The Bank of Internation Settlements’ aka BIS has been keeping an eye on the development of central bank digital currencies [CBDC] across the globe. In order to further spruce up the process, the bank hopes to initiate the whole cross-border system for CBDCs.
CBDCs have started to steer the world in a whole new direction. These central bank-issued assets seem to be the latest interest of governments across the globe. An array of countries have already developed the digital version of their fiat currency, however, a few others are still stuck in the research process. China has been at the top of the game as it has its asset already in use.
Now with an aim to get ahead in the race, BIS has urged the central banks of four regions namely, Australia, Malaysia, Singapore, and South Africa to join the bank’s latest initiative, Project Dunbar.
BIS’s Project Dunbar to focus on cross-border CBDCs
The aforementioned central banks have been working along with BIS to roll out a prototype that carries out cross-border CBDCs. The reason behind this is to uphold direct transactions and eliminating the requirement of intermediaries.

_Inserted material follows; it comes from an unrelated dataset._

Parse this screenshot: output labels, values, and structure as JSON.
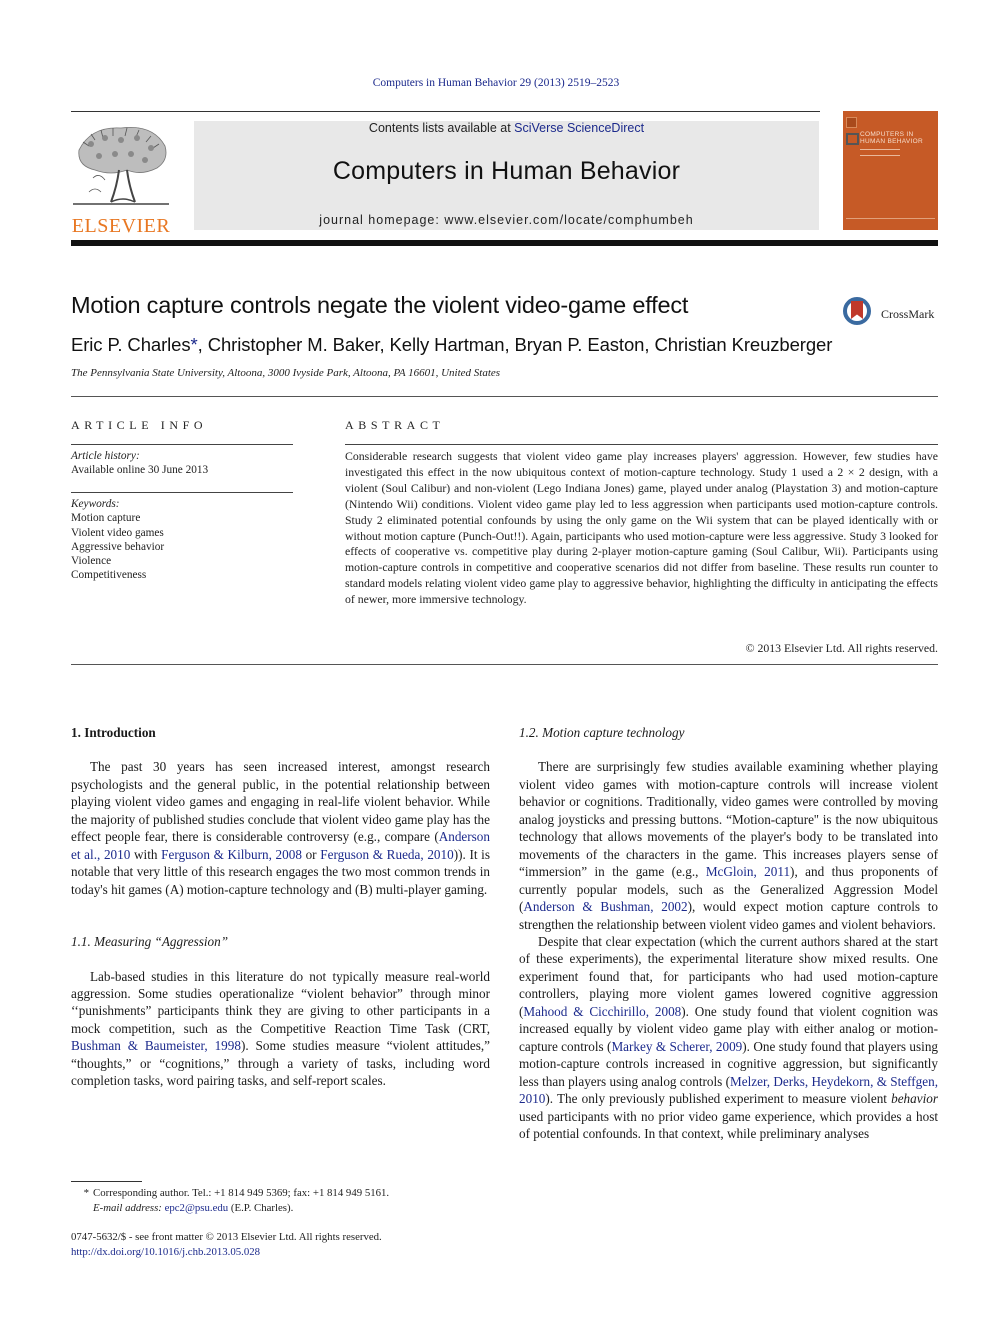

With this prototype, the banks hope to diminish time as well as the cost of transactions.
Furthermore, the project would look into the “international dimension” of the design of the CBDC. Andrew McCormack, Head of the BIS Innovation Hub Centre in Singapore, would reportedly overlook the project.
Speaking about the same, McCormack said,
“Project Dunbar brings together central banks with years of experience and unique perspectives in CBDC projects and ecosystem partners at advanced stages of technical development on digital currencies. With this group of capable and passionate partners, we are confident that our work on multi-CBDCs for international settlements will break new ground in this next stage of CBDC experimentation and lay the foundation for global payments connectivity.”
Several bank officials from across the globe believe that this project could be great for the CBDCs of different countries.